Entries from a dataset of interfaces:

::::

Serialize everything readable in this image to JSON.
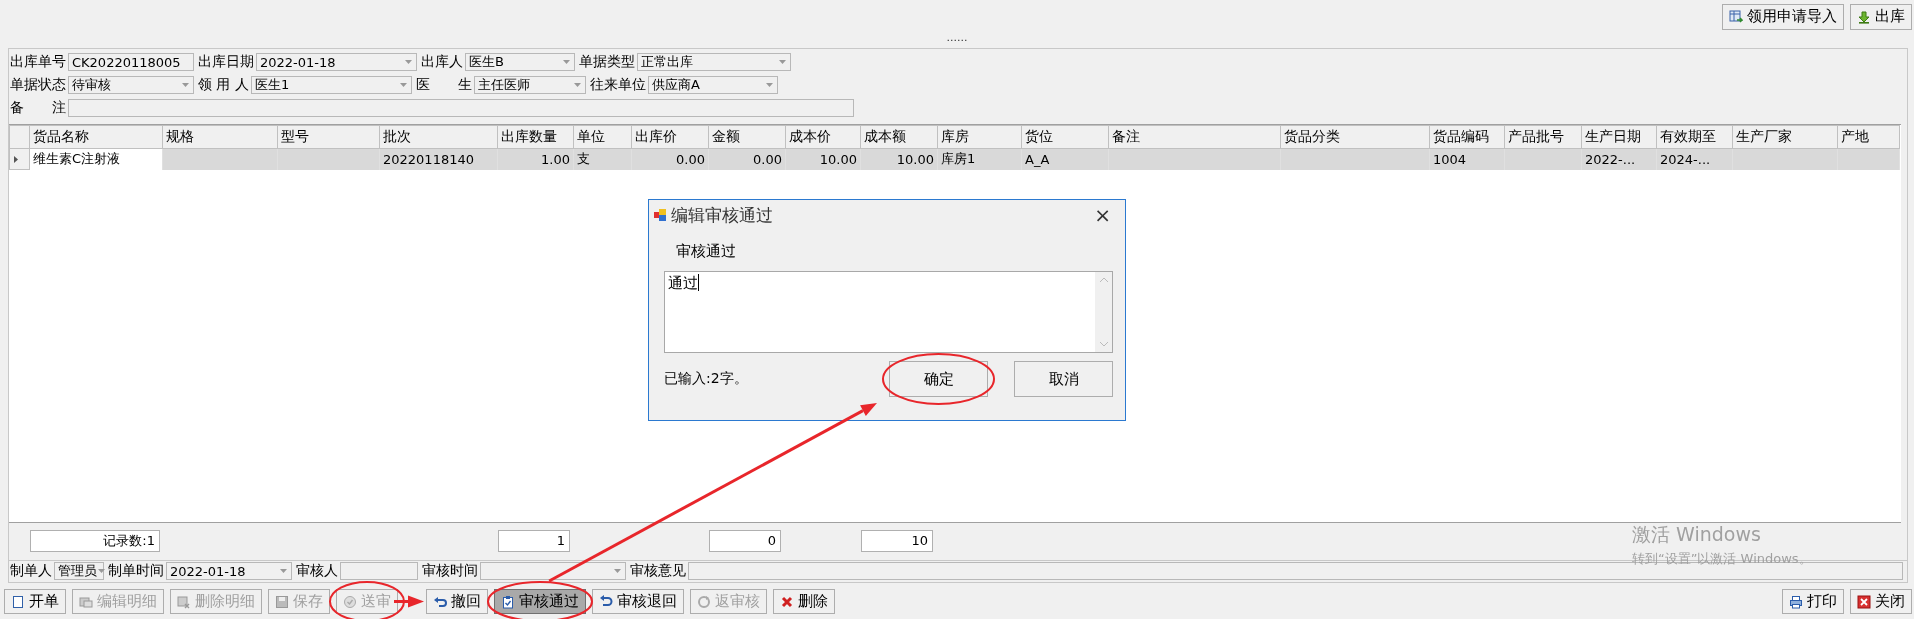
{
  "top_toolbar": [
    {
      "label": "领用申请导入"
    },
    {
      "label": "出库"
    }
  ],
  "splitter": "......",
  "form": {
    "rows": [
      [
        {
          "label": "出库单号",
          "value": "CK20220118005",
          "kind": "text"
        },
        {
          "label": "出库日期",
          "value": "2022-01-18",
          "kind": "combo"
        },
        {
          "label": "出库人",
          "value": "医生B",
          "kind": "combo"
        },
        {
          "label": "单据类型",
          "value": "正常出库",
          "kind": "combo"
        }
      ],
      [
        {
          "label": "单据状态",
          "value": "待审核",
          "kind": "combo"
        },
        {
          "label": "领 用 人",
          "value": "医生1",
          "kind": "combo"
        },
        {
          "label": "医　　生",
          "value": "主任医师",
          "kind": "combo"
        },
        {
          "label": "往来单位",
          "value": "供应商A",
          "kind": "combo"
        }
      ],
      [
        {
          "label": "备　　注",
          "kind": "text"
        }
      ]
    ]
  },
  "table": {
    "columns": [
      {
        "label": "货品名称",
        "kind": "text",
        "total": "记录数:1"
      },
      {
        "label": "规格",
        "kind": "text"
      },
      {
        "label": "型号",
        "kind": "text"
      },
      {
        "label": "批次",
        "kind": "text"
      },
      {
        "label": "出库数量",
        "kind": "number",
        "total": "1"
      },
      {
        "label": "单位",
        "kind": "text"
      },
      {
        "label": "出库价",
        "kind": "number"
      },
      {
        "label": "金额",
        "kind": "number",
        "total": "0"
      },
      {
        "label": "成本价",
        "kind": "number"
      },
      {
        "label": "成本额",
        "kind": "number",
        "total": "10"
      },
      {
        "label": "库房",
        "kind": "text"
      },
      {
        "label": "货位",
        "kind": "text"
      },
      {
        "label": "备注",
        "kind": "text"
      },
      {
        "label": "货品分类",
        "kind": "text"
      },
      {
        "label": "货品编码",
        "kind": "text"
      },
      {
        "label": "产品批号",
        "kind": "text"
      },
      {
        "label": "生产日期",
        "kind": "text"
      },
      {
        "label": "有效期至",
        "kind": "text"
      },
      {
        "label": "生产厂家",
        "kind": "text"
      },
      {
        "label": "产地",
        "kind": "text"
      }
    ],
    "rows": [
      {
        "selected": true,
        "cells": [
          "维生素C注射液",
          "",
          "",
          "20220118140",
          "1.00",
          "支",
          "0.00",
          "0.00",
          "10.00",
          "10.00",
          "库房1",
          "A_A",
          "",
          "",
          "1004",
          "",
          "2022-...",
          "2024-...",
          "",
          ""
        ]
      }
    ]
  },
  "info_row": [
    {
      "label": "制单人",
      "value": "管理员",
      "kind": "combo"
    },
    {
      "label": "制单时间",
      "value": "2022-01-18",
      "kind": "combo"
    },
    {
      "label": "审核人",
      "kind": "text"
    },
    {
      "label": "审核时间",
      "kind": "combo"
    },
    {
      "label": "审核意见",
      "kind": "text"
    }
  ],
  "toolbar": [
    {
      "label": "开单",
      "disabled": false,
      "selected": false
    },
    {
      "label": "编辑明细",
      "disabled": true,
      "selected": false
    },
    {
      "label": "删除明细",
      "disabled": true,
      "selected": false
    },
    {
      "label": "保存",
      "disabled": true,
      "selected": false
    },
    {
      "label": "送审",
      "disabled": true,
      "selected": false,
      "circled": true,
      "arrow": true
    },
    {
      "label": "撤回",
      "disabled": false,
      "selected": false
    },
    {
      "label": "审核通过",
      "disabled": false,
      "selected": true,
      "circled": true,
      "arrow": true
    },
    {
      "label": "审核退回",
      "disabled": false,
      "selected": false
    },
    {
      "label": "返审核",
      "disabled": true,
      "selected": false
    },
    {
      "label": "删除",
      "disabled": false,
      "selected": false
    }
  ],
  "toolbar_right": [
    {
      "label": "打印"
    },
    {
      "label": "关闭"
    }
  ],
  "watermark": [
    "激活 Windows",
    "转到“设置”以激活 Windows。"
  ],
  "dialog": {
    "title": "编辑审核通过",
    "close": "×",
    "label": "审核通过",
    "value": "通过",
    "counter": "已输入:2字。",
    "buttons": [
      {
        "label": "确定",
        "circled": true
      },
      {
        "label": "取消"
      }
    ]
  }
}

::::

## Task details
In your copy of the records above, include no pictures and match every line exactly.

## Solution to this exercise
Serialize everything readable in this image to JSON.
{
  "top_toolbar": [
    {
      "label": "领用申请导入"
    },
    {
      "label": "出库"
    }
  ],
  "splitter": "......",
  "form": {
    "rows": [
      [
        {
          "label": "出库单号",
          "value": "CK20220118005",
          "kind": "text"
        },
        {
          "label": "出库日期",
          "value": "2022-01-18",
          "kind": "combo"
        },
        {
          "label": "出库人",
          "value": "医生B",
          "kind": "combo"
        },
        {
          "label": "单据类型",
          "value": "正常出库",
          "kind": "combo"
        }
      ],
      [
        {
          "label": "单据状态",
          "value": "待审核",
          "kind": "combo"
        },
        {
          "label": "领 用 人",
          "value": "医生1",
          "kind": "combo"
        },
        {
          "label": "医　　生",
          "value": "主任医师",
          "kind": "combo"
        },
        {
          "label": "往来单位",
          "value": "供应商A",
          "kind": "combo"
        }
      ],
      [
        {
          "label": "备　　注",
          "kind": "text"
        }
      ]
    ]
  },
  "table": {
    "columns": [
      {
        "label": "货品名称",
        "kind": "text",
        "total": "记录数:1"
      },
      {
        "label": "规格",
        "kind": "text"
      },
      {
        "label": "型号",
        "kind": "text"
      },
      {
        "label": "批次",
        "kind": "text"
      },
      {
        "label": "出库数量",
        "kind": "number",
        "total": "1"
      },
      {
        "label": "单位",
        "kind": "text"
      },
      {
        "label": "出库价",
        "kind": "number"
      },
      {
        "label": "金额",
        "kind": "number",
        "total": "0"
      },
      {
        "label": "成本价",
        "kind": "number"
      },
      {
        "label": "成本额",
        "kind": "number",
        "total": "10"
      },
      {
        "label": "库房",
        "kind": "text"
      },
      {
        "label": "货位",
        "kind": "text"
      },
      {
        "label": "备注",
        "kind": "text"
      },
      {
        "label": "货品分类",
        "kind": "text"
      },
      {
        "label": "货品编码",
        "kind": "text"
      },
      {
        "label": "产品批号",
        "kind": "text"
      },
      {
        "label": "生产日期",
        "kind": "text"
      },
      {
        "label": "有效期至",
        "kind": "text"
      },
      {
        "label": "生产厂家",
        "kind": "text"
      },
      {
        "label": "产地",
        "kind": "text"
      }
    ],
    "rows": [
      {
        "selected": true,
        "cells": [
          "维生素C注射液",
          "",
          "",
          "20220118140",
          "1.00",
          "支",
          "0.00",
          "0.00",
          "10.00",
          "10.00",
          "库房1",
          "A_A",
          "",
          "",
          "1004",
          "",
          "2022-...",
          "2024-...",
          "",
          ""
        ]
      }
    ]
  },
  "info_row": [
    {
      "label": "制单人",
      "value": "管理员",
      "kind": "combo"
    },
    {
      "label": "制单时间",
      "value": "2022-01-18",
      "kind": "combo"
    },
    {
      "label": "审核人",
      "kind": "text"
    },
    {
      "label": "审核时间",
      "kind": "combo"
    },
    {
      "label": "审核意见",
      "kind": "text"
    }
  ],
  "toolbar": [
    {
      "label": "开单",
      "disabled": false,
      "selected": false
    },
    {
      "label": "编辑明细",
      "disabled": true,
      "selected": false
    },
    {
      "label": "删除明细",
      "disabled": true,
      "selected": false
    },
    {
      "label": "保存",
      "disabled": true,
      "selected": false
    },
    {
      "label": "送审",
      "disabled": true,
      "selected": false,
      "circled": true,
      "arrow": true
    },
    {
      "label": "撤回",
      "disabled": false,
      "selected": false
    },
    {
      "label": "审核通过",
      "disabled": false,
      "selected": true,
      "circled": true,
      "arrow": true
    },
    {
      "label": "审核退回",
      "disabled": false,
      "selected": false
    },
    {
      "label": "返审核",
      "disabled": true,
      "selected": false
    },
    {
      "label": "删除",
      "disabled": false,
      "selected": false
    }
  ],
  "toolbar_right": [
    {
      "label": "打印"
    },
    {
      "label": "关闭"
    }
  ],
  "watermark": [
    "激活 Windows",
    "转到“设置”以激活 Windows。"
  ],
  "dialog": {
    "title": "编辑审核通过",
    "close": "×",
    "label": "审核通过",
    "value": "通过",
    "counter": "已输入:2字。",
    "buttons": [
      {
        "label": "确定",
        "circled": true
      },
      {
        "label": "取消"
      }
    ]
  }
}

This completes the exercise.